» Exercise instructions
Within the material below, how many lines contain the word "Workspace"? Give that number only.

» Data for this exercise
Start of Block

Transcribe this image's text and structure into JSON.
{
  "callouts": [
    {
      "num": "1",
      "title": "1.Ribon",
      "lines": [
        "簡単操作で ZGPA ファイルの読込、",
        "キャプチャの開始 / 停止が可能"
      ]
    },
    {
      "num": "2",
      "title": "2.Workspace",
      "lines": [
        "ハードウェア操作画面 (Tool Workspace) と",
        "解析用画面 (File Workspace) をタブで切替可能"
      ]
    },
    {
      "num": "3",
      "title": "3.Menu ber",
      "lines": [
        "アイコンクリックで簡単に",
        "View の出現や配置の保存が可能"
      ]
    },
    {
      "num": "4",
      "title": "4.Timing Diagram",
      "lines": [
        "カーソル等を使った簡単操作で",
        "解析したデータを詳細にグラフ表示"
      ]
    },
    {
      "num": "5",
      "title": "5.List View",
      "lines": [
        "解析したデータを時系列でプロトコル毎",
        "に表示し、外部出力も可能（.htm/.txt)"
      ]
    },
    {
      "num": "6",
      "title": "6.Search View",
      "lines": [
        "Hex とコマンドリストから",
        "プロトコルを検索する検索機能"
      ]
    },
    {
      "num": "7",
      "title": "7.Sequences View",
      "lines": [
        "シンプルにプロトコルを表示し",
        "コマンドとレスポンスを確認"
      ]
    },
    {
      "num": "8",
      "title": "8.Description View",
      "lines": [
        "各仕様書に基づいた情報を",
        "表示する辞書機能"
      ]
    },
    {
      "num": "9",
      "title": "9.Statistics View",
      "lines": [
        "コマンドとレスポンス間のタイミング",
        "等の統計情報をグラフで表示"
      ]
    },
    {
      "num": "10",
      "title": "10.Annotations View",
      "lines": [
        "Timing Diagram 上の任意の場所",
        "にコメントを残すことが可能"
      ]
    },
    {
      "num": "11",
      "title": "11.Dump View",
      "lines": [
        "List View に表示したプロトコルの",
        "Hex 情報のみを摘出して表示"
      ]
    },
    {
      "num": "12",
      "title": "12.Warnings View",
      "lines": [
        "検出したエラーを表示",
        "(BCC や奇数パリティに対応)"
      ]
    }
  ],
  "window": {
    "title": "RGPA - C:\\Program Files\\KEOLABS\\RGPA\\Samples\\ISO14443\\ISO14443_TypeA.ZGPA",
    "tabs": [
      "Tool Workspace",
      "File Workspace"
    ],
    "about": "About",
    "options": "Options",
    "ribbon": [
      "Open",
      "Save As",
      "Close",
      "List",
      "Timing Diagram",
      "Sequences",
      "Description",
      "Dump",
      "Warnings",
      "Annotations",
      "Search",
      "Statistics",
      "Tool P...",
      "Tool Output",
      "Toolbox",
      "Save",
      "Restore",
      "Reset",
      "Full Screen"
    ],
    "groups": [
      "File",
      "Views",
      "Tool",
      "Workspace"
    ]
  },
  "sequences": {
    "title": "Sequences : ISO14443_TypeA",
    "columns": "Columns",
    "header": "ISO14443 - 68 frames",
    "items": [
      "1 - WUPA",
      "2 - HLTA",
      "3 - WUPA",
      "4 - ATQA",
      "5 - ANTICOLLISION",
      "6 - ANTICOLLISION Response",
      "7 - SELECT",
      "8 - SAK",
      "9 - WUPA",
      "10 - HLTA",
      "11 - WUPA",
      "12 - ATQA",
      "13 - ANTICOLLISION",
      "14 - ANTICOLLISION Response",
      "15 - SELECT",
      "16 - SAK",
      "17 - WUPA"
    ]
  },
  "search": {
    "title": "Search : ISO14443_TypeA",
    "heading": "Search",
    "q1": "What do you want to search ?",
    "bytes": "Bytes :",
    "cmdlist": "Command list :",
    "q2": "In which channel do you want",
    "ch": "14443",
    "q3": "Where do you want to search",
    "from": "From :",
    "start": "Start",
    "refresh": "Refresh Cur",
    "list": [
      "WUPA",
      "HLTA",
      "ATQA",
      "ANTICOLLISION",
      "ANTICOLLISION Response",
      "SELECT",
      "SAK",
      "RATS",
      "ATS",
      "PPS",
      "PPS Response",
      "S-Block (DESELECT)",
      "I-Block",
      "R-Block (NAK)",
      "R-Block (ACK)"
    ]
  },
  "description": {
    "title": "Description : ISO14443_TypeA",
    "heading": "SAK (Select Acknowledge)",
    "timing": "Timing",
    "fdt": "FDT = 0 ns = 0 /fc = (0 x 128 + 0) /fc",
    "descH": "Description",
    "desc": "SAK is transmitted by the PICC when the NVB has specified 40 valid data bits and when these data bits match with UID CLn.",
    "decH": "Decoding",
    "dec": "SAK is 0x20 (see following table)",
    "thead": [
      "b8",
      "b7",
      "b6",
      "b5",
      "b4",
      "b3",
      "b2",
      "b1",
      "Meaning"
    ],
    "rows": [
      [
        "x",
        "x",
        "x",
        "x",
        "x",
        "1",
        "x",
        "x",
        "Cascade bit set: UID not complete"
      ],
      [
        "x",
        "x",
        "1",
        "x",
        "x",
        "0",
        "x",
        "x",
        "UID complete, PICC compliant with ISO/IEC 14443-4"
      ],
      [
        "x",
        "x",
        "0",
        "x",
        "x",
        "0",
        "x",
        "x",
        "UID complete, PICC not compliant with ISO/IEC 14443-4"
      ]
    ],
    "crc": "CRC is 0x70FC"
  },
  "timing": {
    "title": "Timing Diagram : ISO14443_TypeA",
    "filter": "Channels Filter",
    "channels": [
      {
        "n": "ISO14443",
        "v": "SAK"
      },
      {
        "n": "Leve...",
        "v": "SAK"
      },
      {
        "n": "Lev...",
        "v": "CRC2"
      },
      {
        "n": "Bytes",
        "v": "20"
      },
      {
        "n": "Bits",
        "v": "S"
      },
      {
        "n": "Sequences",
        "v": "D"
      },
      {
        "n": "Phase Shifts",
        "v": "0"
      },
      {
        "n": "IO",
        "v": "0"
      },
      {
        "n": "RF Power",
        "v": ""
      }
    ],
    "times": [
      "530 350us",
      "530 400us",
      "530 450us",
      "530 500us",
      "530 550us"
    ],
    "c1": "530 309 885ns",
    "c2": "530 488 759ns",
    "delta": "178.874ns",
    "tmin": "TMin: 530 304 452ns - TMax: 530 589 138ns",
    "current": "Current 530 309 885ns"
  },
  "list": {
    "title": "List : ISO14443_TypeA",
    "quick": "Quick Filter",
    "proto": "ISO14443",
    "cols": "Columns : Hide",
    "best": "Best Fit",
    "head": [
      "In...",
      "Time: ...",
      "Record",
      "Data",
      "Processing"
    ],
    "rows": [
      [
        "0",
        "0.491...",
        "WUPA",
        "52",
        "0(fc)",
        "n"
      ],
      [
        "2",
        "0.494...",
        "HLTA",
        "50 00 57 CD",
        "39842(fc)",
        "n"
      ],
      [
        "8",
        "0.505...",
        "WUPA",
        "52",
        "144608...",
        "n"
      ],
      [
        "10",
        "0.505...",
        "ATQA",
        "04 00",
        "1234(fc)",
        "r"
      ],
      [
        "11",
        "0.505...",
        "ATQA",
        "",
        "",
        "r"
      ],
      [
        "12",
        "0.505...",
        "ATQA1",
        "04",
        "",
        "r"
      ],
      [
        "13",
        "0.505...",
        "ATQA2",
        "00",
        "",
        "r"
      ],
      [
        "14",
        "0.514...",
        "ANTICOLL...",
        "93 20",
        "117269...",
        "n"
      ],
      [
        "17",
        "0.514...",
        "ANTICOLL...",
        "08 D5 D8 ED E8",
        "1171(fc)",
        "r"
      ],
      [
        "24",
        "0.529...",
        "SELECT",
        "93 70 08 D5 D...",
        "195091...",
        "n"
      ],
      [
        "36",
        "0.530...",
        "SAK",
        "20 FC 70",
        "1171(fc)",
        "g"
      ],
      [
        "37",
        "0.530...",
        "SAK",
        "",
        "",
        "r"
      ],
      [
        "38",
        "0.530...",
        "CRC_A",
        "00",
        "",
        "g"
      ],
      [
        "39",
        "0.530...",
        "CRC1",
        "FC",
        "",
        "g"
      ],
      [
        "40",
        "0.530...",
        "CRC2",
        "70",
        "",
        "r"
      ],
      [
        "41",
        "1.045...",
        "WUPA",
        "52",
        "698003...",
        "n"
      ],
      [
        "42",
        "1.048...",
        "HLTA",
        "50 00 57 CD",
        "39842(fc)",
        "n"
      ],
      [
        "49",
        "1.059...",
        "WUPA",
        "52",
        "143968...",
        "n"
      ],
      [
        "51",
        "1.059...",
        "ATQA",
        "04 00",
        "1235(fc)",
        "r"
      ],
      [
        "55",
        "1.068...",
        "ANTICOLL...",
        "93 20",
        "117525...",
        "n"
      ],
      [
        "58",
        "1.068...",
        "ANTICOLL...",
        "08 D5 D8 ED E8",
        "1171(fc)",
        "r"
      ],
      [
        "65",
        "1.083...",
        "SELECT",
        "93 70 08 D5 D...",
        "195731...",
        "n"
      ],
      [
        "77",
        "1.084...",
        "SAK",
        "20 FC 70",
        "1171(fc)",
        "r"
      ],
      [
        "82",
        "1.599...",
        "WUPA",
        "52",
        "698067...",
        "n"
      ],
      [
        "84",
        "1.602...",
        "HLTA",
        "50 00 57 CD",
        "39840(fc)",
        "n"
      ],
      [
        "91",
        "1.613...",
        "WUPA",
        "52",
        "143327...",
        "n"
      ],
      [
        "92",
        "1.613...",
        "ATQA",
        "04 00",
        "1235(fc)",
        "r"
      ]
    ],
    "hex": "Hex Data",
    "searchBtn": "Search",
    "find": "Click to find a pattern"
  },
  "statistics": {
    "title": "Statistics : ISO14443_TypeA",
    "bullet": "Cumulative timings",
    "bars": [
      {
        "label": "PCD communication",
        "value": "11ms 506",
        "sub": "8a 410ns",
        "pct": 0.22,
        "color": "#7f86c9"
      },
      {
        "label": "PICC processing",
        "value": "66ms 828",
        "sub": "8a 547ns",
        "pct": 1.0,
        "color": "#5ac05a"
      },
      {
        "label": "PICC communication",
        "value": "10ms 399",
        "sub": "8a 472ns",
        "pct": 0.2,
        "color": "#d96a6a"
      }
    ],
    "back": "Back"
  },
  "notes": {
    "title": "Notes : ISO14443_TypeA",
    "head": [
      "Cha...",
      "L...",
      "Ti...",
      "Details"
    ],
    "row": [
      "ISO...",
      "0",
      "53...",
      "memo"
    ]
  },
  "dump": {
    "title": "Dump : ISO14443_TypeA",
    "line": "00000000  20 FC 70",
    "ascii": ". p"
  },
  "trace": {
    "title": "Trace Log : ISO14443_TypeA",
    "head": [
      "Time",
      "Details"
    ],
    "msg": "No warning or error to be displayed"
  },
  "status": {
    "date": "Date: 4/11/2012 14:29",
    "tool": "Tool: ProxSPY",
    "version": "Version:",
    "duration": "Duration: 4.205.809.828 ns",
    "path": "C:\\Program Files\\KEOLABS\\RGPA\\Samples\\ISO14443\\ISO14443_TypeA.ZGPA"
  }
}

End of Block

» Answer to the exercise
6